====== SUPPLIED DATA ======
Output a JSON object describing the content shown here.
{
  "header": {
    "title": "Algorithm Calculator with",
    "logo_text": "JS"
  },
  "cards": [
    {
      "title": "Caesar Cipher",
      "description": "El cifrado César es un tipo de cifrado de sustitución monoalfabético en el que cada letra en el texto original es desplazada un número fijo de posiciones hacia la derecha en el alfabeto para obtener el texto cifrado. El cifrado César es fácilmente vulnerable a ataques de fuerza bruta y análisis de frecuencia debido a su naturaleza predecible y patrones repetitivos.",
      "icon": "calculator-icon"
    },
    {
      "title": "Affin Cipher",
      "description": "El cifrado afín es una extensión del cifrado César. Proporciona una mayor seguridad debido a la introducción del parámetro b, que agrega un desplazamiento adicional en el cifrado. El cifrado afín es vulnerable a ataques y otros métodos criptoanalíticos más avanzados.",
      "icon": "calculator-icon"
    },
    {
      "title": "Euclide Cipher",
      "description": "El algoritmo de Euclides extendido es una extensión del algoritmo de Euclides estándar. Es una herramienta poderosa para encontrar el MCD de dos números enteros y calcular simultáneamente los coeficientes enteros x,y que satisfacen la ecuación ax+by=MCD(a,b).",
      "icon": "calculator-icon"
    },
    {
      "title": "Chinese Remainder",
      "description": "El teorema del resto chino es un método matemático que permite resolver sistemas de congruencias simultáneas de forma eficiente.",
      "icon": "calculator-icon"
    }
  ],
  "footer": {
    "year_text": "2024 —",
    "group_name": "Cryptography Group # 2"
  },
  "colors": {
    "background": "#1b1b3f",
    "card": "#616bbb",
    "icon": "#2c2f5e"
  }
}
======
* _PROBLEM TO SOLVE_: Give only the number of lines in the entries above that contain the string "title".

* _WRITTEN ANSWER_: 5